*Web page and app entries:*
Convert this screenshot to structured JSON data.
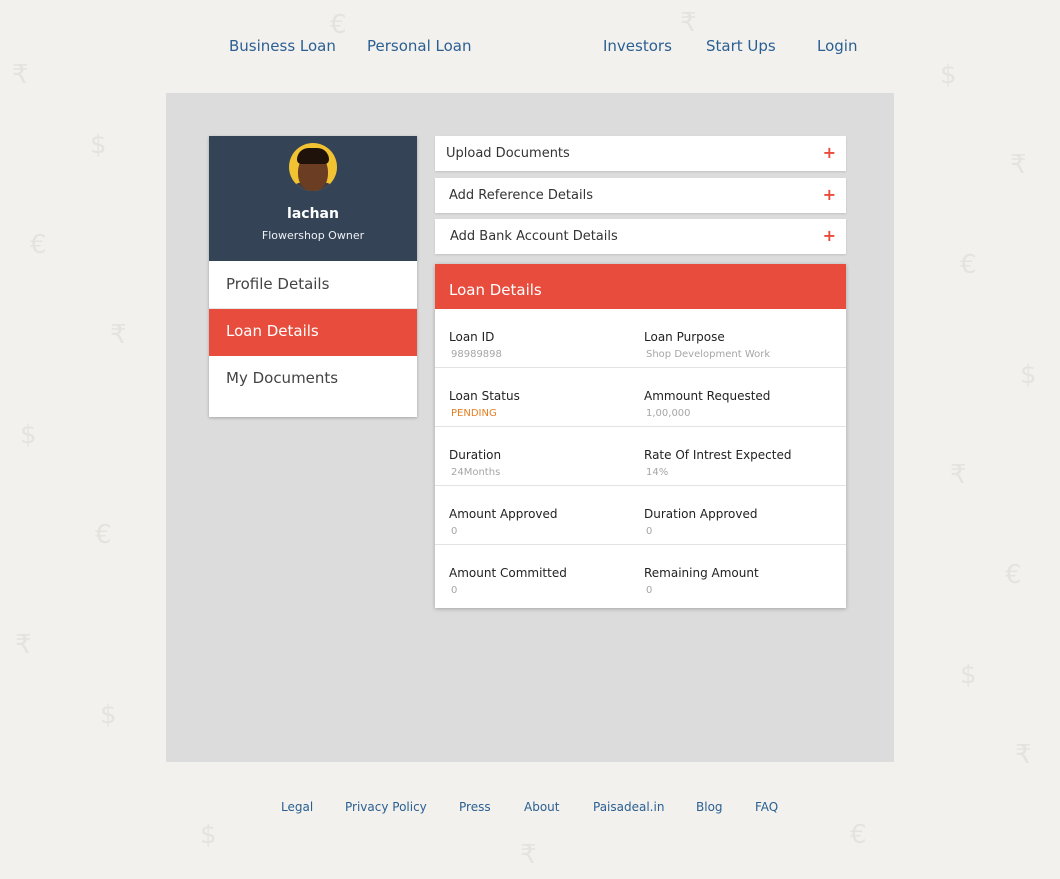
{
  "nav": {
    "items": [
      "Business Loan",
      "Personal Loan",
      "Investors",
      "Start Ups",
      "Login"
    ]
  },
  "profile": {
    "name": "lachan",
    "role": "Flowershop Owner",
    "menu": [
      "Profile Details",
      "Loan Details",
      "My Documents"
    ],
    "active_menu": "Loan Details"
  },
  "accordions": [
    "Upload Documents",
    "Add Reference Details",
    "Add Bank Account Details"
  ],
  "loan": {
    "title": "Loan Details",
    "rows": [
      [
        {
          "label": "Loan ID",
          "value": "98989898"
        },
        {
          "label": "Loan Purpose",
          "value": "Shop Development Work"
        }
      ],
      [
        {
          "label": "Loan Status",
          "value": "PENDING"
        },
        {
          "label": "Ammount Requested",
          "value": "1,00,000"
        }
      ],
      [
        {
          "label": "Duration",
          "value": "24Months"
        },
        {
          "label": "Rate Of Intrest Expected",
          "value": "14%"
        }
      ],
      [
        {
          "label": "Amount Approved",
          "value": "0"
        },
        {
          "label": "Duration Approved",
          "value": "0"
        }
      ],
      [
        {
          "label": "Amount Committed",
          "value": "0"
        },
        {
          "label": "Remaining Amount",
          "value": "0"
        }
      ]
    ]
  },
  "footer": {
    "links": [
      "Legal",
      "Privacy Policy",
      "Press",
      "About",
      "Paisadeal.in",
      "Blog",
      "FAQ"
    ]
  },
  "colors": {
    "accent": "#e74c3c",
    "profile_header": "#344456",
    "link": "#2b5f92",
    "pending": "#e67e22"
  },
  "icons": {
    "accordion_toggle": "plus-icon",
    "background_pattern": "currency-symbols-pattern"
  }
}
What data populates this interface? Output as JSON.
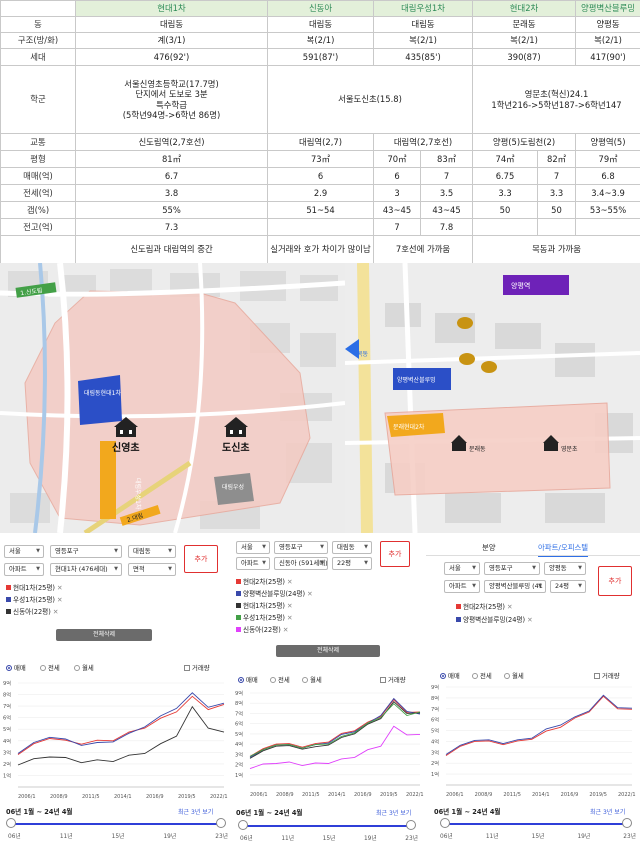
{
  "table": {
    "head": [
      "현대1차",
      "신동아",
      "대림우성1차",
      "현대2차",
      "양평벽산블루밍"
    ],
    "dong": {
      "label": "동",
      "values": [
        "대림동",
        "대림동",
        "대림동",
        "문래동",
        "양평동"
      ]
    },
    "structure": {
      "label": "구조(방/화)",
      "values": [
        "계(3/1)",
        "복(2/1)",
        "복(2/1)",
        "복(2/1)",
        "복(2/1)"
      ]
    },
    "households": {
      "label": "세대",
      "values": [
        "476(92')",
        "591(87')",
        "435(85')",
        "390(87)",
        "417(90')"
      ]
    },
    "school": {
      "label": "학군",
      "a": [
        "서울신영초등학교(17.7명)",
        "단지에서 도보로 3분",
        "특수학급",
        "(5학년94명->6학년 86명)"
      ],
      "b": "서울도신초(15.8)",
      "c": [
        "영문초(혁신)24.1",
        "1학년216->5학년187->6학년147"
      ]
    },
    "transit": {
      "label": "교통",
      "values": [
        "신도림역(2,7호선)",
        "대림역(2,7)",
        "대림역(2,7호선)",
        "양평(5)도림천(2)",
        "양평역(5)"
      ]
    },
    "area": {
      "label": "평형",
      "values": [
        "81㎡",
        "73㎡",
        "70㎡",
        "83㎡",
        "74㎡",
        "82㎡",
        "79㎡"
      ]
    },
    "sale": {
      "label": "매매(억)",
      "values": [
        "6.7",
        "6",
        "6",
        "7",
        "6.75",
        "7",
        "6.8"
      ]
    },
    "jeonse": {
      "label": "전세(억)",
      "values": [
        "3.8",
        "2.9",
        "3",
        "3.5",
        "3.3",
        "3.3",
        "3.4~3.9"
      ]
    },
    "gap": {
      "label": "갭(%)",
      "values": [
        "55%",
        "51~54",
        "43~45",
        "43~45",
        "50",
        "50",
        "53~55%"
      ]
    },
    "jeongo": {
      "label": "전고(억)",
      "values": [
        "7.3",
        "",
        "7",
        "7.8",
        "",
        "",
        ""
      ]
    },
    "notes": [
      "신도림과 대림역의 중간",
      "실거래와 호가 차이가 많이남",
      "7호선에 가까움",
      "목동과 가까움"
    ]
  },
  "map_left": {
    "road_label": "1.신도림",
    "apt1": "대림동현대1차",
    "apt2": "대림우성1차",
    "apt3": "대림우성",
    "school1": "신영초",
    "school2": "도신초",
    "station_label": "2.대림"
  },
  "map_right": {
    "top_label": "양평역",
    "apt_a": "양평벽산블루밍",
    "apt_b": "문래현대2차",
    "small": "목동",
    "school": "영문초",
    "school_small": "문래동"
  },
  "panels": [
    {
      "selects": [
        "서울",
        "영등포구",
        "대림동",
        "아파트",
        "현대1차 (476세대)",
        "면적"
      ],
      "add": "추가",
      "tags": [
        {
          "label": "현대1차(25평)",
          "color": "#e53935"
        },
        {
          "label": "우성1차(25평)",
          "color": "#3949ab"
        },
        {
          "label": "신동아(22평)",
          "color": "#333333"
        }
      ],
      "delete": "전체삭제"
    },
    {
      "selects": [
        "서울",
        "영등포구",
        "대림동",
        "아파트",
        "신동아 (591세대)",
        "22평"
      ],
      "add": "추가",
      "tags": [
        {
          "label": "현대2차(25평)",
          "color": "#e53935"
        },
        {
          "label": "양평벽산블루밍(24평)",
          "color": "#3949ab"
        },
        {
          "label": "현대1차(25평)",
          "color": "#333333"
        },
        {
          "label": "우성1차(25평)",
          "color": "#43a047"
        },
        {
          "label": "신동아(22평)",
          "color": "#e040fb"
        }
      ],
      "delete": "전체삭제"
    },
    {
      "tabs": [
        "분양",
        "아파트/오피스텔"
      ],
      "selects": [
        "서울",
        "영등포구",
        "양평동",
        "아파트",
        "양평벽산블루밍 (41",
        "24평"
      ],
      "add": "추가",
      "tags": [
        {
          "label": "현대2차(25평)",
          "color": "#e53935"
        },
        {
          "label": "양평벽산블루밍(24평)",
          "color": "#3949ab"
        }
      ]
    }
  ],
  "chart_controls": {
    "radios": [
      "매매",
      "전세",
      "월세"
    ],
    "checkbox": "거래량",
    "period": "06년 1월 ~ 24년 4월",
    "recent": "최근 3년 보기",
    "slider_ticks": [
      "06년",
      "11년",
      "15년",
      "19년",
      "23년"
    ]
  },
  "chart_data": [
    {
      "type": "line",
      "x": [
        "2006/1",
        "2008/9",
        "2011/5",
        "2014/1",
        "2016/9",
        "2019/5",
        "2022/1"
      ],
      "ylabels": [
        "1억",
        "2억",
        "3억",
        "4억",
        "5억",
        "6억",
        "7억",
        "8억",
        "9억"
      ],
      "ylim": [
        0,
        9
      ],
      "series": [
        {
          "color": "#e53935",
          "values": [
            2.9,
            3.6,
            4.3,
            3.9,
            3.8,
            3.9,
            4.1,
            4.6,
            5.2,
            5.8,
            6.6,
            7.7,
            6.8,
            7.0
          ]
        },
        {
          "color": "#3949ab",
          "values": [
            3.0,
            3.7,
            4.4,
            4.0,
            3.7,
            3.7,
            4.0,
            4.5,
            5.3,
            6.0,
            6.9,
            8.0,
            7.0,
            7.1
          ]
        },
        {
          "color": "#333333",
          "values": [
            2.0,
            2.3,
            2.7,
            2.4,
            2.2,
            2.2,
            2.3,
            2.6,
            3.0,
            3.6,
            4.5,
            6.8,
            5.2,
            4.6
          ]
        }
      ]
    },
    {
      "type": "line",
      "x": [
        "2006/1",
        "2008/9",
        "2011/5",
        "2014/1",
        "2016/9",
        "2019/5",
        "2022/1"
      ],
      "ylabels": [
        "1억",
        "2억",
        "3억",
        "4억",
        "5억",
        "6억",
        "7억",
        "8억",
        "9억"
      ],
      "ylim": [
        0,
        9
      ],
      "series": [
        {
          "color": "#e53935",
          "values": [
            2.9,
            3.4,
            4.1,
            3.9,
            3.8,
            3.9,
            4.3,
            4.9,
            5.4,
            6.0,
            6.8,
            8.2,
            7.2,
            7.0
          ]
        },
        {
          "color": "#3949ab",
          "values": [
            2.8,
            3.3,
            4.0,
            3.8,
            3.7,
            3.8,
            4.2,
            4.8,
            5.3,
            5.9,
            6.9,
            8.3,
            7.3,
            6.8
          ]
        },
        {
          "color": "#333333",
          "values": [
            2.7,
            3.2,
            3.9,
            3.7,
            3.6,
            3.6,
            4.0,
            4.5,
            5.1,
            5.8,
            6.6,
            8.0,
            7.1,
            6.9
          ]
        },
        {
          "color": "#43a047",
          "values": [
            2.9,
            3.3,
            4.0,
            3.8,
            3.7,
            3.8,
            4.1,
            4.6,
            5.2,
            5.9,
            6.7,
            7.8,
            6.9,
            7.0
          ]
        },
        {
          "color": "#e040fb",
          "values": [
            1.7,
            1.9,
            2.2,
            2.1,
            2.0,
            2.0,
            2.2,
            2.4,
            2.8,
            3.3,
            3.9,
            5.6,
            5.0,
            4.8
          ]
        }
      ]
    },
    {
      "type": "line",
      "x": [
        "2006/1",
        "2008/9",
        "2011/5",
        "2014/1",
        "2016/9",
        "2019/5",
        "2022/1"
      ],
      "ylabels": [
        "1억",
        "2억",
        "3억",
        "4억",
        "5억",
        "6억",
        "7억",
        "8억",
        "9억"
      ],
      "ylim": [
        0,
        9
      ],
      "series": [
        {
          "color": "#e53935",
          "values": [
            2.8,
            3.4,
            4.1,
            3.9,
            3.8,
            3.9,
            4.3,
            4.8,
            5.4,
            6.0,
            6.8,
            8.0,
            7.1,
            6.8
          ]
        },
        {
          "color": "#3949ab",
          "values": [
            2.9,
            3.5,
            4.2,
            4.0,
            3.9,
            4.0,
            4.4,
            5.0,
            5.6,
            6.1,
            6.9,
            8.1,
            7.2,
            6.9
          ]
        }
      ]
    }
  ]
}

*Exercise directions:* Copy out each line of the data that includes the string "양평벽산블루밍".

*Solution to this task:*
      "양평벽산블루밍"
    "apt_a": "양평벽산블루밍",
          "label": "양평벽산블루밍(24평)",
        "양평벽산블루밍 (41",
          "label": "양평벽산블루밍(24평)",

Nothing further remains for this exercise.